Daryl and his friend were hanging out in my Sunday School classroom Sunday morning before classes began. The teacher suggested that perhaps they should stay because “we are going to talk about watching your mouth.” Daryl twisted his face as if trying to look at his mouth and said, “I can’t watch my mouth.”
He was telling the truth in the figurative as well as literal sense. He has a sharp wit and a sense of comedic timing. He rarely watches his tongue but throws out a sarcastic barb or a perfect pun with ease.
Actually, all of our children are decent at delivering one liners. Different families cherish certain qualities more than others. In our household, a brilliant riposte is worth gold.
Sunday evening, our church had a Valentine’s dinner. The program included “The Not-So-Newlywed Game”, in which my husband and I were contestants. We lost the game by half a point, he pointing out that we would have won if I had simply understood that our truck was rear wheel drive, not all wheel drive. Nevermind that he considered lipstick to be a wardrobe item. But I digress…
While we were waiting for the men from the two tying first-place teams to return from their sequester, the host asked Jane to hand out participation prizes to the couples.
She started at the other end and handed a heart shaped box of chocolates to the pastor and his wife, who thanked her. Then to the judge’s wife. Then she stopped in front of us and began to pull the next box out of the bag. I reached to receive it and just before the box touched my fingers, she pulled it away, stepped to the wife of the final couple, and handed it to her.
I expressed shock and the crowd laughed as she then handed me the last box. As she returned to her seat, the host said, “Now, Jane. The Bible says to be nice to your parents.”
Without missing a beat, she smiled and said, “It says to obey them. It doesn’t say anything at all about being nice to them.” The congregation roared with laughter.
I tried to prove her wrong. “Actually,” I called out, “the Ten Commandments tell you that you should honor your mother and father.”
“I did honor you.

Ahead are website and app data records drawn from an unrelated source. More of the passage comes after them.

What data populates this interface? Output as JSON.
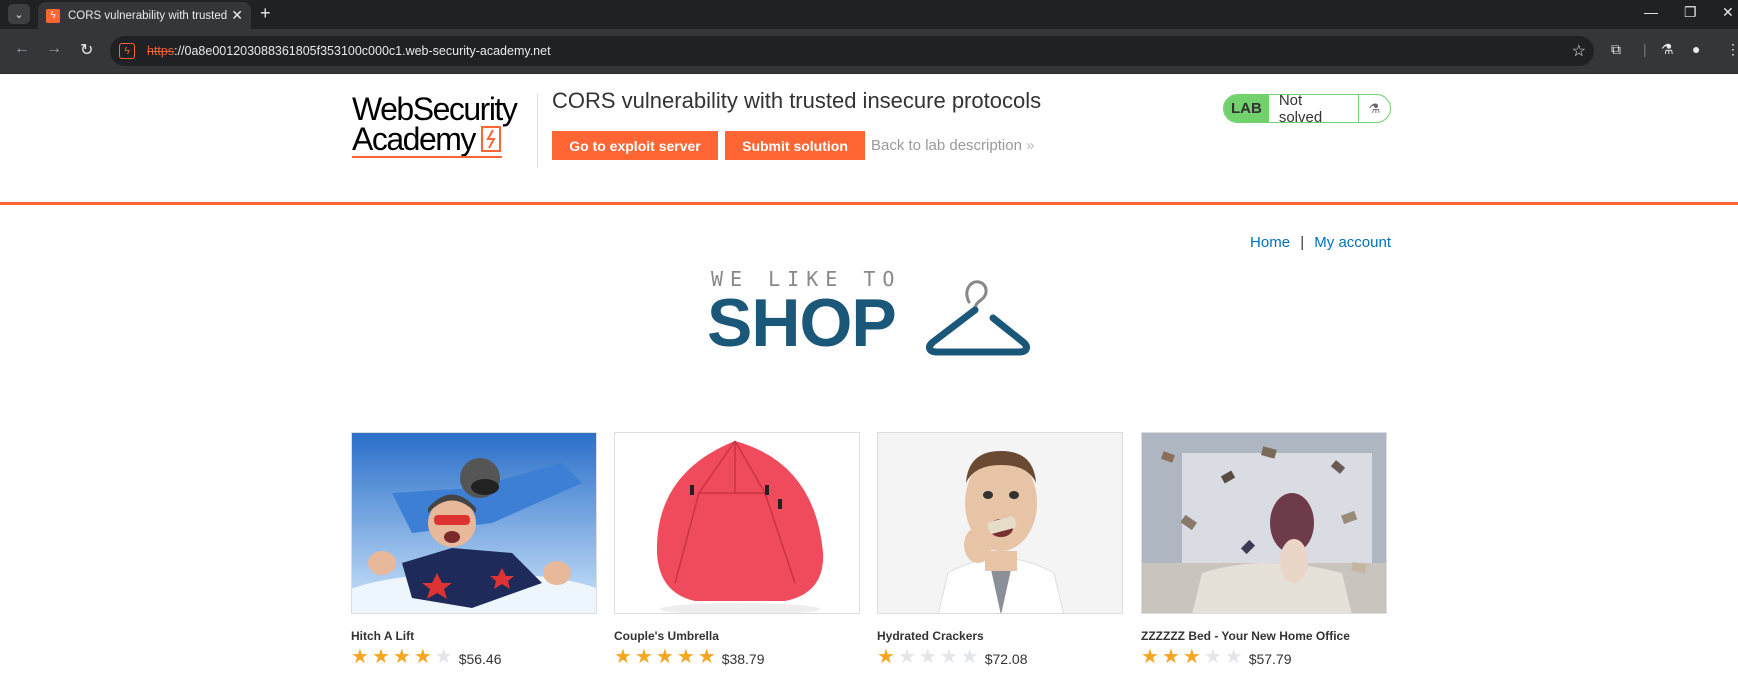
{
  "browser": {
    "tab_title": "CORS vulnerability with trusted",
    "url_scheme": "https",
    "url_rest": "://0a8e001203088361805f353100c000c1.web-security-academy.net"
  },
  "header": {
    "logo_line1": "WebSecurity",
    "logo_line2": "Academy",
    "lab_title": "CORS vulnerability with trusted insecure protocols",
    "exploit_button": "Go to exploit server",
    "submit_button": "Submit solution",
    "back_link": "Back to lab description",
    "back_chevron": "»",
    "lab_badge": "LAB",
    "lab_state": "Not solved"
  },
  "nav": {
    "home": "Home",
    "separator": "|",
    "my_account": "My account"
  },
  "banner": {
    "sub": "WE LIKE TO",
    "main": "SHOP"
  },
  "products": [
    {
      "name": "Hitch A Lift",
      "rating": 4,
      "price": "$56.46"
    },
    {
      "name": "Couple's Umbrella",
      "rating": 5,
      "price": "$38.79"
    },
    {
      "name": "Hydrated Crackers",
      "rating": 1,
      "price": "$72.08"
    },
    {
      "name": "ZZZZZZ Bed - Your New Home Office",
      "rating": 3,
      "price": "$57.79"
    }
  ],
  "colors": {
    "brand_orange": "#ff6633",
    "lab_green": "#70d16d",
    "link_blue": "#0071bc",
    "shop_blue": "#1b5778",
    "star_gold": "#f5a623"
  }
}
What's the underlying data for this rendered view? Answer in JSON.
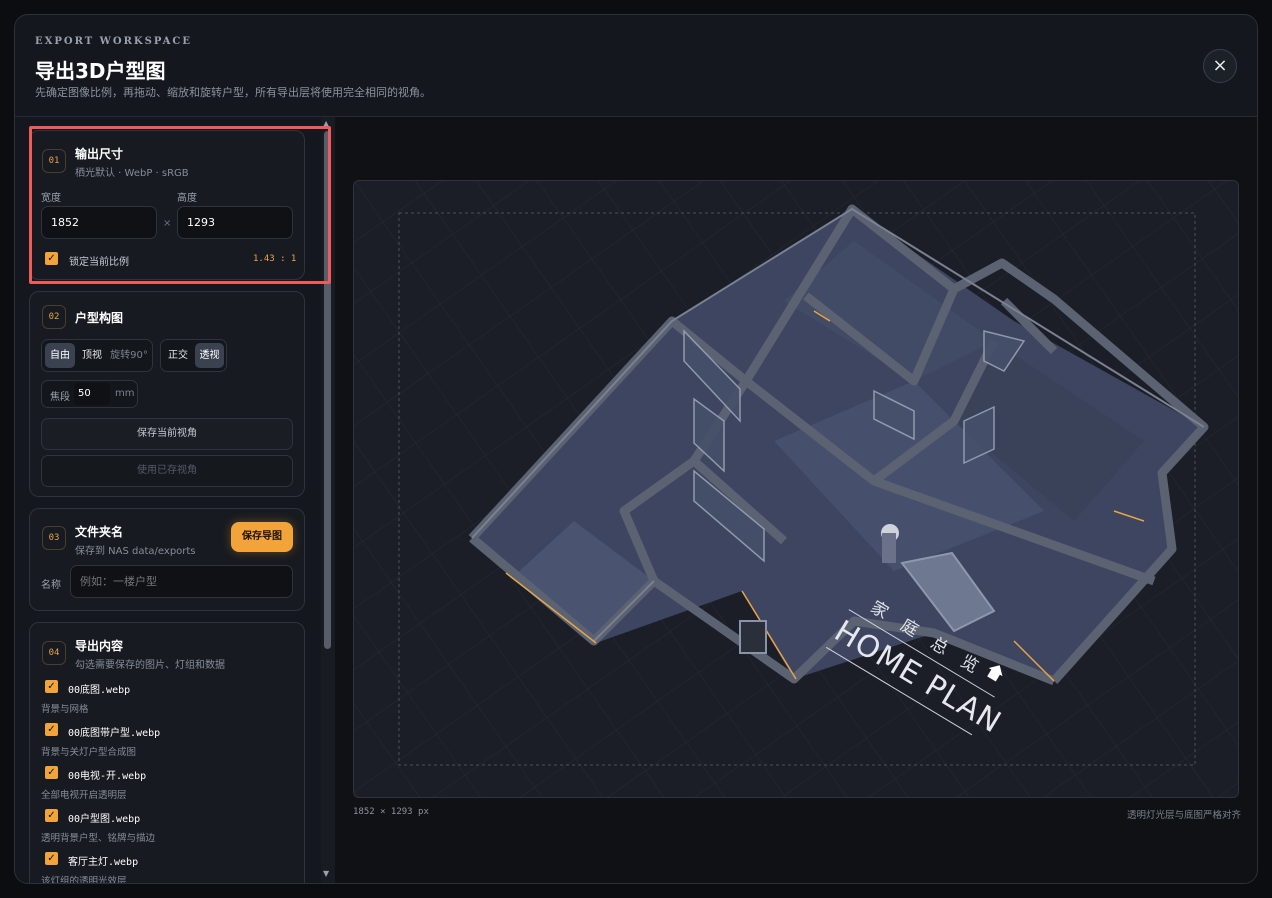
{
  "header": {
    "eyebrow": "EXPORT WORKSPACE",
    "title": "导出3D户型图",
    "subtitle": "先确定图像比例，再拖动、缩放和旋转户型，所有导出层将使用完全相同的视角。",
    "close_symbol": "×"
  },
  "size_card": {
    "step": "01",
    "title": "输出尺寸",
    "sub": "栖光默认 · WebP · sRGB",
    "width_label": "宽度",
    "height_label": "高度",
    "width": "1852",
    "height": "1293",
    "times": "×",
    "lock_label": "锁定当前比例",
    "lock_checked": true,
    "ratio": "1.43 : 1"
  },
  "composition_card": {
    "step": "02",
    "title": "户型构图",
    "view_modes": [
      "自由",
      "顶视",
      "旋转90°"
    ],
    "active_view": "自由",
    "projections": [
      "正交",
      "透视"
    ],
    "active_projection": "透视",
    "focal_label": "焦段",
    "focal_value": "50",
    "focal_unit": "mm",
    "save_view": "保存当前视角",
    "use_view": "使用已存视角"
  },
  "folder_card": {
    "step": "03",
    "title": "文件夹名",
    "sub": "保存到 NAS data/exports",
    "save_button": "保存导图",
    "name_label": "名称",
    "name_placeholder": "例如：一楼户型"
  },
  "content_card": {
    "step": "04",
    "title": "导出内容",
    "sub": "勾选需要保存的图片、灯组和数据",
    "items": [
      {
        "name": "00底图.webp",
        "desc": "背景与网格",
        "checked": true
      },
      {
        "name": "00底图带户型.webp",
        "desc": "背景与关灯户型合成图",
        "checked": true
      },
      {
        "name": "00电视-开.webp",
        "desc": "全部电视开启透明层",
        "checked": true
      },
      {
        "name": "00户型图.webp",
        "desc": "透明背景户型、铭牌与描边",
        "checked": true
      },
      {
        "name": "客厅主灯.webp",
        "desc": "该灯组的透明光效层",
        "checked": true
      }
    ]
  },
  "preview": {
    "floor_label_cn": [
      "家",
      "庭",
      "总",
      "览"
    ],
    "floor_label_en": "HOME PLAN",
    "dims": "1852 × 1293 px",
    "align_note": "透明灯光层与底图严格对齐"
  },
  "colors": {
    "accent": "#f2a43a",
    "highlight": "#f05a5a",
    "background": "#14171d"
  }
}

I saved the best for last, didn’t I?”
I was losing the verbal battle with my twelve year old daughter and doing so in front of a crowd. I didn’t mind. She did me proud.